9/25/12 by Murray Brewster
Defence planners are examining a proposition that would see Canada run an advanced multi-national training course for the F-35 if the contentious stealth fighter program gets the go-ahead from the Harper government, industry sources say.
Canadian Forces Base Cold Lake, a sprawling, isolated air force facility in northern Alberta, would serve as a training school for pilots already qualified on the aircraft to learn to use the plane’s weapons systems.
The airfield is already home to an air-to-ground weapons school for the country’s current fleet of CF-18s, but the proposition would see Canada transition to the F-35 and open up instruction to other countries that are part of the program.
“So this allows Canada to run a graduate level training centre, which brings resources into Canada, which brings countries in to fly; that brings revenue and a whole bunch of other things and capabilities that are augmented by these countries who don’t have this kind of airspace,” said a defence source with knowledge of the scenario.
No plans are finalized yet, but I know (Canada’s Department of National Defence) knows what they have.

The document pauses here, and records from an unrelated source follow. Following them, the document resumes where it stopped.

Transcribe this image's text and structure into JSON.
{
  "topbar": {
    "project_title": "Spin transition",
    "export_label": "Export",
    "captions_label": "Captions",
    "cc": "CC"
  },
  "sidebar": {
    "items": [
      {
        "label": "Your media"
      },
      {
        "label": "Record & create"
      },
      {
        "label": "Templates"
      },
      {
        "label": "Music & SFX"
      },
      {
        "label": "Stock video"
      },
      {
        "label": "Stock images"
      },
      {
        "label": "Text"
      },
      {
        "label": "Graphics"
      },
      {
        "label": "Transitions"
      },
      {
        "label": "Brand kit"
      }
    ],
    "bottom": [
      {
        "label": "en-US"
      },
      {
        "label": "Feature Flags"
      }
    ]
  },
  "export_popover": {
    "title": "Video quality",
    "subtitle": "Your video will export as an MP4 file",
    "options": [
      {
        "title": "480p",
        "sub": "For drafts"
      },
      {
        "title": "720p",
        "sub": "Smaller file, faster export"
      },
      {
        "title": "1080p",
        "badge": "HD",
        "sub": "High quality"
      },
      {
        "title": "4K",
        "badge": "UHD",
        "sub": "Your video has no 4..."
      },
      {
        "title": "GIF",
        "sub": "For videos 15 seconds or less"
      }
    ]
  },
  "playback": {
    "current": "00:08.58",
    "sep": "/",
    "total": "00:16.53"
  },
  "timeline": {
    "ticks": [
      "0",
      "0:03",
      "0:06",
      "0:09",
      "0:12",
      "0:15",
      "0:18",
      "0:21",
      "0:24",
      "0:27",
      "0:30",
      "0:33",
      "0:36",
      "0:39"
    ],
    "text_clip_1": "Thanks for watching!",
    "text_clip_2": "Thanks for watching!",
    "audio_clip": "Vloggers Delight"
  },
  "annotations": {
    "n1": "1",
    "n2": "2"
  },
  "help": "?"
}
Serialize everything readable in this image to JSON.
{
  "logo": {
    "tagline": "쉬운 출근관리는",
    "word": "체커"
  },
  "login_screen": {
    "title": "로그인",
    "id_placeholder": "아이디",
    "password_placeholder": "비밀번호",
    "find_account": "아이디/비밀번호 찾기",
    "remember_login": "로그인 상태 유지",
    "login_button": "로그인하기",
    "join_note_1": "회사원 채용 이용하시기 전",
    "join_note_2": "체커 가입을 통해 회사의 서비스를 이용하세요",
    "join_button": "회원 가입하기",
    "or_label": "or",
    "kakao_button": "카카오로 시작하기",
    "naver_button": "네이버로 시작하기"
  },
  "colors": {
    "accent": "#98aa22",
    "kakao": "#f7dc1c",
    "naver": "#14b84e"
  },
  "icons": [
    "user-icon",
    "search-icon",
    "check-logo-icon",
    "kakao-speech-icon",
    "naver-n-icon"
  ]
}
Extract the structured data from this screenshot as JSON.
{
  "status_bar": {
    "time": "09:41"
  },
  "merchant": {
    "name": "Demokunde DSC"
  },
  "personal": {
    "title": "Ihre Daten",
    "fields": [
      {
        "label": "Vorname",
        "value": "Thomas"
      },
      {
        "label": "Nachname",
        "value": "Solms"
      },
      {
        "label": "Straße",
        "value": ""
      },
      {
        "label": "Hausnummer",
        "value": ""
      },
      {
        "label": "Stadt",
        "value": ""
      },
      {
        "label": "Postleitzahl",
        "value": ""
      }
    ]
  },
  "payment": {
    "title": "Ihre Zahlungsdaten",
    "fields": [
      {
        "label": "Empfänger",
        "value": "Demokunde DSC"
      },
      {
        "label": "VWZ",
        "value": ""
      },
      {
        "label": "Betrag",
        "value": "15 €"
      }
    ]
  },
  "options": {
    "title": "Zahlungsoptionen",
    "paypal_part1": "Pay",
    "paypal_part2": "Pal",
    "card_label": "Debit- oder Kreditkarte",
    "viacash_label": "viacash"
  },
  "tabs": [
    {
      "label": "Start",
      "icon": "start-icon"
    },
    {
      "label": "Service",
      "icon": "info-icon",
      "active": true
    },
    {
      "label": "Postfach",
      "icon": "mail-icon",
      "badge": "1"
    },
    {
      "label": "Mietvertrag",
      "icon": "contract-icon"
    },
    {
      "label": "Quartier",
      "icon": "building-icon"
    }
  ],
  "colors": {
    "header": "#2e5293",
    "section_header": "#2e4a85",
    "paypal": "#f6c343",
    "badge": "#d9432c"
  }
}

The question is, what are they going to do?”
The fact that Cold Lake is situated in the middle of vast plain well inside Canadian airspace makes it attractive to defence planners and industry types who are eager to preserve the multi-role fighter’s more secret capabilities, said the source.
“If you’re a stealth airplane you’ve got to ask yourself, do you want to be fully stealth and show everybody your capabilities over water where people can measure that?” said the source, who spoke on condition of not being named.
“The only places you can do that is when you have a controlled space.”
Excerpt from the original article